Task objective
Write out each record exactly as given, but do not include the pictures.

Items from an interface collection
---
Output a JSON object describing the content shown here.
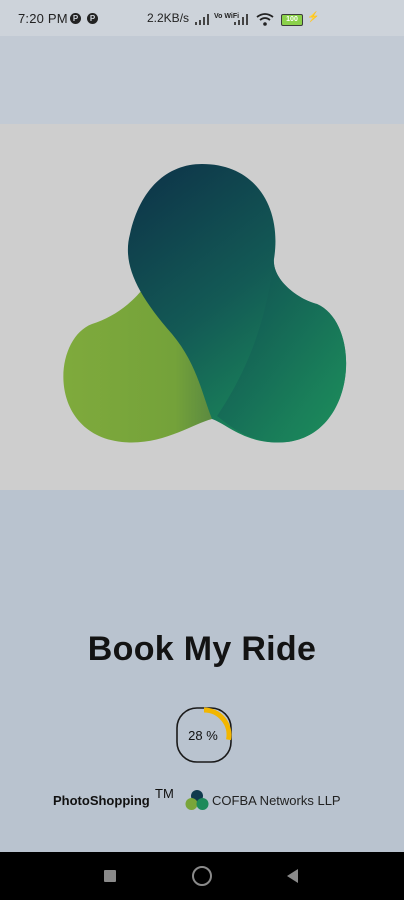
{
  "status_bar": {
    "time": "7:20 PM",
    "notif_icon_1": "p-circle-icon",
    "notif_icon_1_glyph": "P",
    "notif_icon_2": "p-circle-icon",
    "notif_icon_2_glyph": "P",
    "net_speed": "2.2KB/s",
    "volte_text": "Vo WiFi",
    "battery_text": "100"
  },
  "app": {
    "title": "Book My Ride"
  },
  "progress": {
    "label": "28 %",
    "percent": 28,
    "color": "#f2b600"
  },
  "footer": {
    "brand": "PhotoShopping",
    "trademark": "TM",
    "company": "COFBA Networks LLP"
  },
  "colors": {
    "logo_dark": "#0f3a4d",
    "logo_teal": "#1d8a5a",
    "logo_green": "#79a53a",
    "nav_bar": "#000000"
  }
}
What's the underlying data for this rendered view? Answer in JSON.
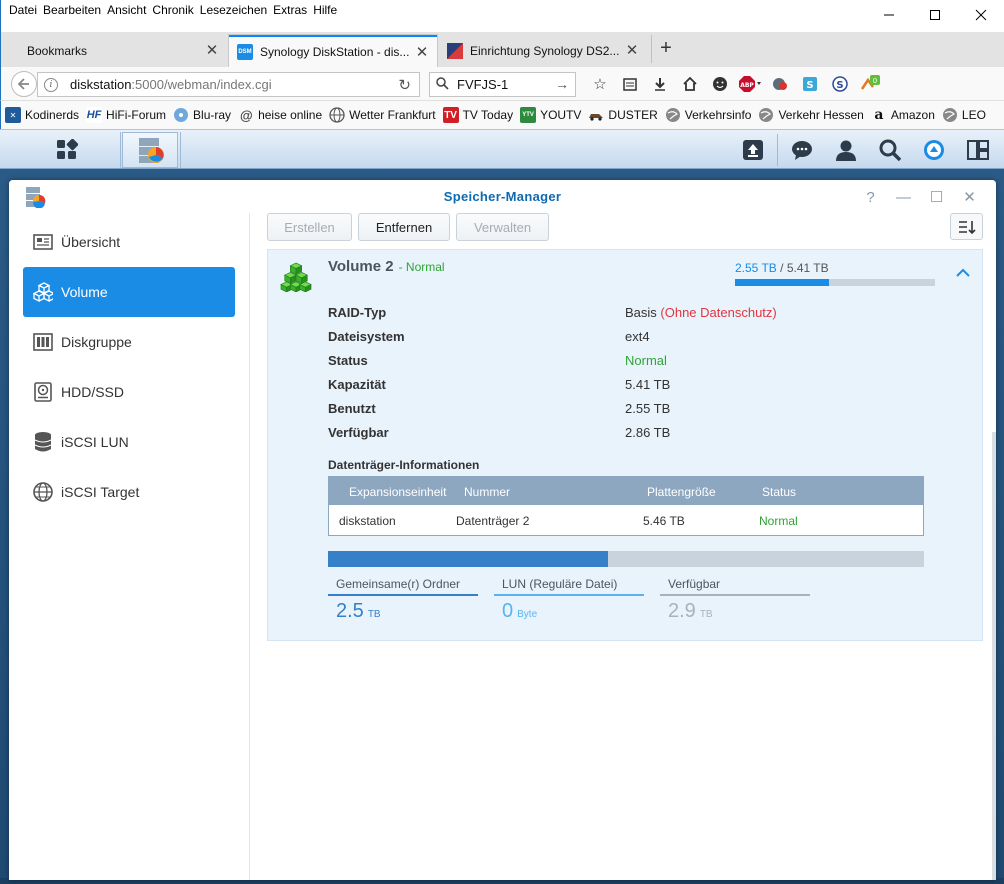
{
  "browser": {
    "menu": [
      "Datei",
      "Bearbeiten",
      "Ansicht",
      "Chronik",
      "Lesezeichen",
      "Extras",
      "Hilfe"
    ],
    "tabs": [
      {
        "label": "Bookmarks"
      },
      {
        "label": "Synology DiskStation - dis..."
      },
      {
        "label": "Einrichtung Synology DS2..."
      }
    ],
    "url_host": "diskstation",
    "url_rest": ":5000/webman/index.cgi",
    "search_value": "FVFJS-1",
    "bookmarks": [
      "Kodinerds",
      "HiFi-Forum",
      "Blu-ray",
      "heise online",
      "Wetter Frankfurt",
      "TV Today",
      "YOUTV",
      "DUSTER",
      "Verkehrsinfo",
      "Verkehr Hessen",
      "Amazon",
      "LEO"
    ],
    "bookmark_badges": {
      "hifi": "HF",
      "yotv": "YTV",
      "abp": "ABP",
      "addon": "0"
    }
  },
  "window": {
    "title": "Speicher-Manager",
    "controls": {
      "help": "?",
      "minimize": "—",
      "maximize": "☐",
      "close": "✕"
    }
  },
  "sidebar": {
    "items": [
      {
        "label": "Übersicht",
        "icon": "overview-icon"
      },
      {
        "label": "Volume",
        "icon": "volume-icon"
      },
      {
        "label": "Diskgruppe",
        "icon": "diskgroup-icon"
      },
      {
        "label": "HDD/SSD",
        "icon": "hdd-icon"
      },
      {
        "label": "iSCSI LUN",
        "icon": "lun-icon"
      },
      {
        "label": "iSCSI Target",
        "icon": "target-icon"
      }
    ],
    "active_index": 1
  },
  "toolbar": {
    "create": "Erstellen",
    "remove": "Entfernen",
    "manage": "Verwalten"
  },
  "volume": {
    "name": "Volume 2",
    "status": "- Normal",
    "used": "2.55 TB",
    "total": " / 5.41 TB",
    "usage_fraction": 0.47,
    "properties": [
      {
        "label": "RAID-Typ",
        "value": "Basis ",
        "extra": "(Ohne Datenschutz)"
      },
      {
        "label": "Dateisystem",
        "value": "ext4"
      },
      {
        "label": "Status",
        "value": "Normal"
      },
      {
        "label": "Kapazität",
        "value": "5.41 TB"
      },
      {
        "label": "Benutzt",
        "value": "2.55 TB"
      },
      {
        "label": "Verfügbar",
        "value": "2.86 TB"
      }
    ]
  },
  "disks": {
    "title": "Datenträger-Informationen",
    "columns": [
      "Expansionseinheit",
      "Nummer",
      "Plattengröße",
      "Status"
    ],
    "rows": [
      {
        "unit": "diskstation",
        "number": "Datenträger 2",
        "size": "5.46 TB",
        "status": "Normal"
      }
    ]
  },
  "breakdown": {
    "fill_fraction": 0.47,
    "items": [
      {
        "label": "Gemeinsame(r) Ordner",
        "value": "2.5",
        "unit": "TB",
        "color": "#3580c8"
      },
      {
        "label": "LUN (Reguläre Datei)",
        "value": "0",
        "unit": "Byte",
        "color": "#59b3f0"
      },
      {
        "label": "Verfügbar",
        "value": "2.9",
        "unit": "TB",
        "color": "#a8b2bc"
      }
    ]
  },
  "colors": {
    "accent": "#1a8ce5",
    "normal_green": "#2ea334",
    "warning_red": "#e2363e"
  }
}
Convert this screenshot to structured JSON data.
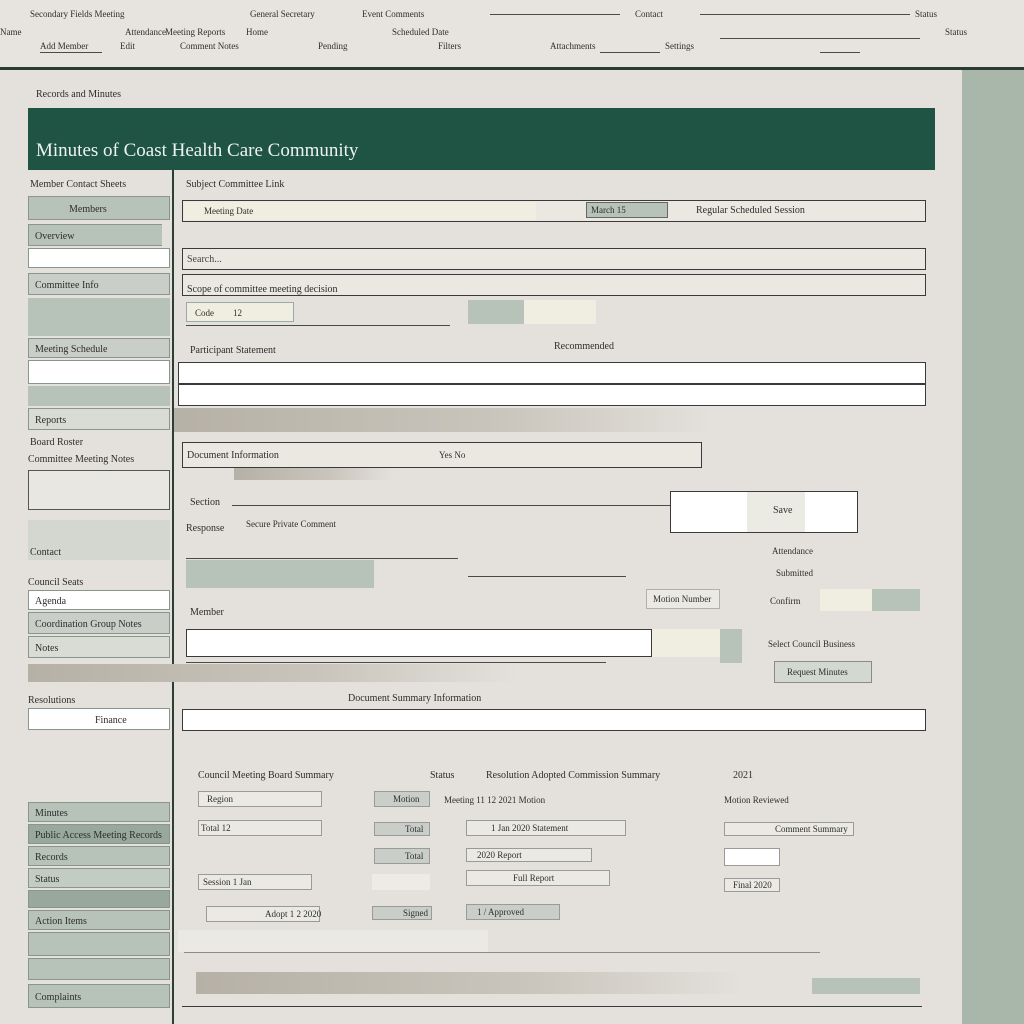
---
Result of the task
Output a JSON object describing the content shown here.
{
  "status_bar": {
    "time": "7:20 PM",
    "notif_icon_1": "p-circle-icon",
    "notif_icon_1_glyph": "P",
    "notif_icon_2": "p-circle-icon",
    "notif_icon_2_glyph": "P",
    "net_speed": "2.2KB/s",
    "volte_text": "Vo WiFi",
    "battery_text": "100"
  },
  "app": {
    "title": "Book My Ride"
  },
  "progress": {
    "label": "28 %",
    "percent": 28,
    "color": "#f2b600"
  },
  "footer": {
    "brand": "PhotoShopping",
    "trademark": "TM",
    "company": "COFBA Networks LLP"
  },
  "colors": {
    "logo_dark": "#0f3a4d",
    "logo_teal": "#1d8a5a",
    "logo_green": "#79a53a",
    "nav_bar": "#000000"
  }
}
What's the underlying data for this rendered view? Answer in JSON.
{
  "browser": {
    "menu": [
      "Datei",
      "Bearbeiten",
      "Ansicht",
      "Chronik",
      "Lesezeichen",
      "Extras",
      "Hilfe"
    ],
    "tabs": [
      {
        "label": "Bookmarks"
      },
      {
        "label": "Synology DiskStation - dis..."
      },
      {
        "label": "Einrichtung Synology DS2..."
      }
    ],
    "url_host": "diskstation",
    "url_rest": ":5000/webman/index.cgi",
    "search_value": "FVFJS-1",
    "bookmarks": [
      "Kodinerds",
      "HiFi-Forum",
      "Blu-ray",
      "heise online",
      "Wetter Frankfurt",
      "TV Today",
      "YOUTV",
      "DUSTER",
      "Verkehrsinfo",
      "Verkehr Hessen",
      "Amazon",
      "LEO"
    ],
    "bookmark_badges": {
      "hifi": "HF",
      "yotv": "YTV",
      "abp": "ABP",
      "addon": "0"
    }
  },
  "window": {
    "title": "Speicher-Manager",
    "controls": {
      "help": "?",
      "minimize": "—",
      "maximize": "☐",
      "close": "✕"
    }
  },
  "sidebar": {
    "items": [
      {
        "label": "Übersicht",
        "icon": "overview-icon"
      },
      {
        "label": "Volume",
        "icon": "volume-icon"
      },
      {
        "label": "Diskgruppe",
        "icon": "diskgroup-icon"
      },
      {
        "label": "HDD/SSD",
        "icon": "hdd-icon"
      },
      {
        "label": "iSCSI LUN",
        "icon": "lun-icon"
      },
      {
        "label": "iSCSI Target",
        "icon": "target-icon"
      }
    ],
    "active_index": 1
  },
  "toolbar": {
    "create": "Erstellen",
    "remove": "Entfernen",
    "manage": "Verwalten"
  },
  "volume": {
    "name": "Volume 2",
    "status": "- Normal",
    "used": "2.55 TB",
    "total": " / 5.41 TB",
    "usage_fraction": 0.47,
    "properties": [
      {
        "label": "RAID-Typ",
        "value": "Basis ",
        "extra": "(Ohne Datenschutz)"
      },
      {
        "label": "Dateisystem",
        "value": "ext4"
      },
      {
        "label": "Status",
        "value": "Normal"
      },
      {
        "label": "Kapazität",
        "value": "5.41 TB"
      },
      {
        "label": "Benutzt",
        "value": "2.55 TB"
      },
      {
        "label": "Verfügbar",
        "value": "2.86 TB"
      }
    ]
  },
  "disks": {
    "title": "Datenträger-Informationen",
    "columns": [
      "Expansionseinheit",
      "Nummer",
      "Plattengröße",
      "Status"
    ],
    "rows": [
      {
        "unit": "diskstation",
        "number": "Datenträger 2",
        "size": "5.46 TB",
        "status": "Normal"
      }
    ]
  },
  "breakdown": {
    "fill_fraction": 0.47,
    "items": [
      {
        "label": "Gemeinsame(r) Ordner",
        "value": "2.5",
        "unit": "TB",
        "color": "#3580c8"
      },
      {
        "label": "LUN (Reguläre Datei)",
        "value": "0",
        "unit": "Byte",
        "color": "#59b3f0"
      },
      {
        "label": "Verfügbar",
        "value": "2.9",
        "unit": "TB",
        "color": "#a8b2bc"
      }
    ]
  },
  "colors": {
    "accent": "#1a8ce5",
    "normal_green": "#2ea334",
    "warning_red": "#e2363e"
  }
}
Convert this screenshot to structured JSON data.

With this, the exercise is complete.